All these shots were taken using a tripod and mostly with a trusty old 24mm manual focus Nikkor lens fitted on a Nikon FE slr. in a week i shot twelve 36-exposure rolls of Fujichrome Velvia 50 iso slide film.

Alessandro Ciapanna

LAOS – life on the water, a photo essay

tourists rent inner tubes and use them to float down the river. here one is jumping off a wooden structure into the river near vang vieng, laos

 

 

 

 

 

child driving water buffalo near a bamboo bridge on the outskirts of vang vieng, laos

 

 

 

 

 

person in a cone-shaped hat doing laundry in the river near vang vieng, laos

 

 

 

 

 

woman lighting incense in early morning fog before sailing along the mekong river, northern laos

 

 

 

 

 

weighing a hog on the banks of the mekong river (you should have heard the poor thing scream…), northern laos

 

 

 

 

 

the shallow rivers have clear, warm water and are ideal both for washing clothes and for bathing. near vang vieng, laos

 

 

 

 

 

suspension bridge near vang vieng, laos

 

 

 

 

 

uxo – unexploded ordnance – is a serious problem in laos. it is recycled for scrap and used as fenceposts, as here. vang vieng, laos

 

 

 

 

 

“tubing” means floating down the river while sitting in a large car’s inner tube. vang vieng, laos

 

 

 

 

 

while tubing, tourists pull off the river at various stops to enjoy purpose built swings and diving boards. near vang vieng laos

 

 

 

 

 

laos is a lovely landlocked country in the south of asia. it borders with thailand, cambodia, vietnam, china and burma (myanmar)
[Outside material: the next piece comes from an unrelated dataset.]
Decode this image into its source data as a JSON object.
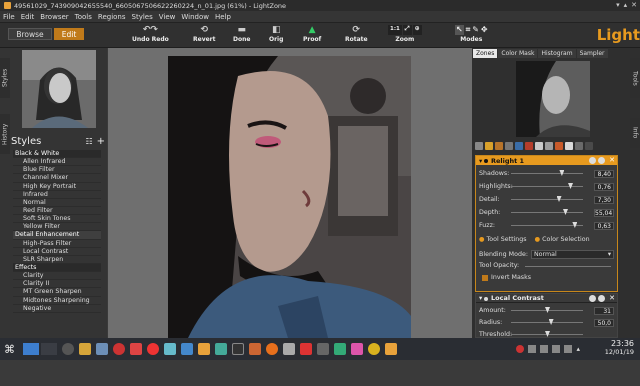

it is sparsely populated, criss-crossed with rivers that lazily sweep past imposing mountains and dense forests.

not only is it one of the world’s most pristine countries, but it is also populated by some of world’s most friendly people

alessandro ciapanna

ATITLAN – Guatemala’s great lake

A monochrome photo essay on one of the world’s most beautiful lakes: Atitlan, in Guatemala.

 

 

 

 

Jumping off the platform, San Marcos, Atitlan, Guatemala.

 

 

 

 

 

 

Laundry and bath, San Pedro de la Laguna, Atitlan, Guatemala.

 

 

 

 

Munching bone by lake Atitlan, San Pedro de la Laguna, Guatemala.

 

 

 

 

Volcano, San Marcos, Atitlan, Guatemala.

 

 

 

 

Reeds, San Marcos, Atitlan, Guatemala.

 

 

 

 

Spray on boat window, Atitlan, Guatemala.

 

 

 

 

Santiago dock, San Pedro de la Laguna, Atitlan, Guatemala.

 

 

 

 

Waiting for the ferry to Santiago Atitlan, San Pedro de la Laguna, Guatemala.

 

 

 

 

Kids horsing around at the helm of a water taxi, San Marcos, lake Atitlan, Guatemala.

 

 

 

All pictures taken in January 2012.

Thank you for stopping by.

Alessandro Ciapanna